ASSIGNMENT: Output the records exactly as they appear, with no pictures included.

Excerpts from an interface dataset:
◆ ◆ ◆ ◆ ◆
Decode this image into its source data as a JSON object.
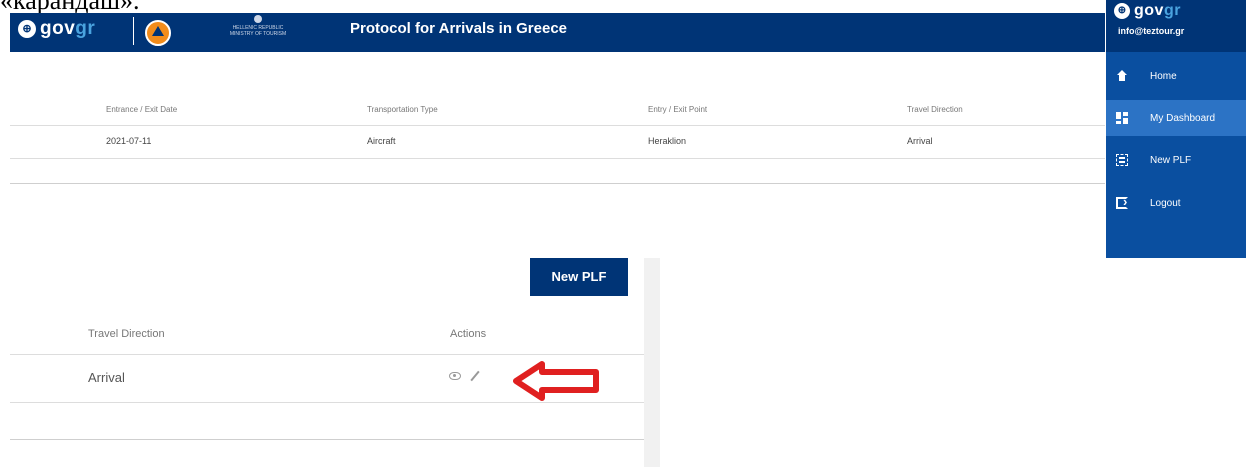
{
  "caption": "«карандаш».",
  "header": {
    "brand_gov": "gov",
    "brand_gr": "gr",
    "ministry_text": "HELLENIC REPUBLIC MINISTRY OF TOURISM",
    "title": "Protocol for Arrivals in Greece"
  },
  "side_menu": {
    "brand_gov": "gov",
    "brand_gr": "gr",
    "email": "info@teztour.gr",
    "items": [
      {
        "label": "Home",
        "icon": "home-icon"
      },
      {
        "label": "My Dashboard",
        "icon": "dashboard-icon"
      },
      {
        "label": "New PLF",
        "icon": "new-plf-icon"
      },
      {
        "label": "Logout",
        "icon": "logout-icon"
      }
    ]
  },
  "top_table": {
    "columns": [
      "Entrance / Exit Date",
      "Transportation Type",
      "Entry / Exit Point",
      "Travel Direction"
    ],
    "rows": [
      [
        "2021-07-11",
        "Aircraft",
        "Heraklion",
        "Arrival"
      ]
    ]
  },
  "bottom": {
    "new_plf_label": "New PLF",
    "columns": [
      "Travel Direction",
      "Actions"
    ],
    "row": {
      "direction": "Arrival"
    }
  },
  "colors": {
    "header_bg": "#003476",
    "side_bg": "#0a4fa0",
    "side_active": "#2c73c5",
    "arrow": "#e02020"
  }
}
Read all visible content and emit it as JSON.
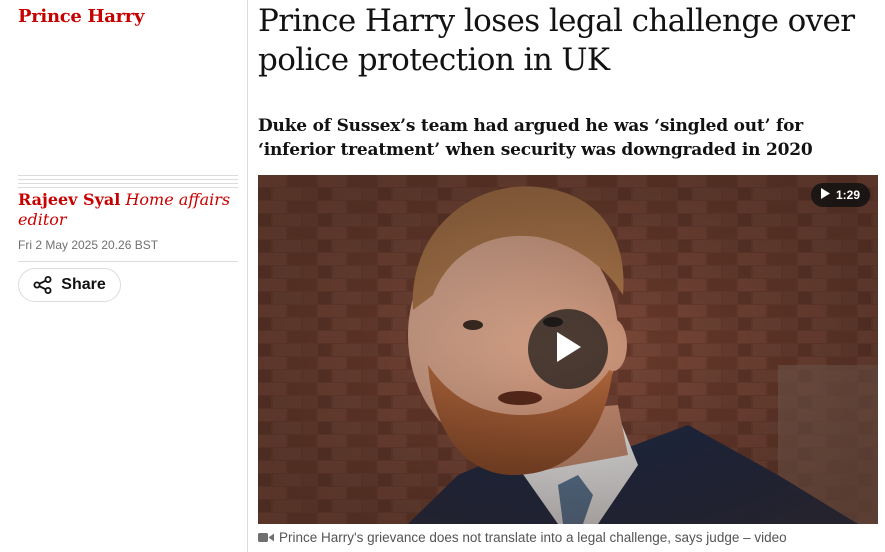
{
  "section": {
    "tag": "Prince Harry",
    "color": "#c70000"
  },
  "article": {
    "headline": "Prince Harry loses legal challenge over police protection in UK",
    "standfirst": "Duke of Sussex’s team had argued he was ‘singled out’ for ‘inferior treatment’ when security was downgraded in 2020"
  },
  "byline": {
    "author": "Rajeev Syal",
    "role": "Home affairs editor",
    "date": "Fri 2 May 2025 20.26 BST"
  },
  "share": {
    "label": "Share",
    "icon": "share-icon"
  },
  "media": {
    "duration": "1:29",
    "duration_icon": "play-small-icon",
    "play_icon": "play-icon",
    "caption": "Prince Harry's grievance does not translate into a legal challenge, says judge – video",
    "caption_icon": "video-camera-icon"
  }
}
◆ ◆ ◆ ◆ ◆
ANSWER SECTION:
Decode this image into its source data as a JSON object.
{
  "caption": "«карандаш».",
  "header": {
    "brand_gov": "gov",
    "brand_gr": "gr",
    "ministry_text": "HELLENIC REPUBLIC MINISTRY OF TOURISM",
    "title": "Protocol for Arrivals in Greece"
  },
  "side_menu": {
    "brand_gov": "gov",
    "brand_gr": "gr",
    "email": "info@teztour.gr",
    "items": [
      {
        "label": "Home",
        "icon": "home-icon"
      },
      {
        "label": "My Dashboard",
        "icon": "dashboard-icon"
      },
      {
        "label": "New PLF",
        "icon": "new-plf-icon"
      },
      {
        "label": "Logout",
        "icon": "logout-icon"
      }
    ]
  },
  "top_table": {
    "columns": [
      "Entrance / Exit Date",
      "Transportation Type",
      "Entry / Exit Point",
      "Travel Direction"
    ],
    "rows": [
      [
        "2021-07-11",
        "Aircraft",
        "Heraklion",
        "Arrival"
      ]
    ]
  },
  "bottom": {
    "new_plf_label": "New PLF",
    "columns": [
      "Travel Direction",
      "Actions"
    ],
    "row": {
      "direction": "Arrival"
    }
  },
  "colors": {
    "header_bg": "#003476",
    "side_bg": "#0a4fa0",
    "side_active": "#2c73c5",
    "arrow": "#e02020"
  }
}
Read all visible content and emit it as JSON.
{
  "section": {
    "tag": "Prince Harry",
    "color": "#c70000"
  },
  "article": {
    "headline": "Prince Harry loses legal challenge over police protection in UK",
    "standfirst": "Duke of Sussex’s team had argued he was ‘singled out’ for ‘inferior treatment’ when security was downgraded in 2020"
  },
  "byline": {
    "author": "Rajeev Syal",
    "role": "Home affairs editor",
    "date": "Fri 2 May 2025 20.26 BST"
  },
  "share": {
    "label": "Share",
    "icon": "share-icon"
  },
  "media": {
    "duration": "1:29",
    "duration_icon": "play-small-icon",
    "play_icon": "play-icon",
    "caption": "Prince Harry's grievance does not translate into a legal challenge, says judge – video",
    "caption_icon": "video-camera-icon"
  }
}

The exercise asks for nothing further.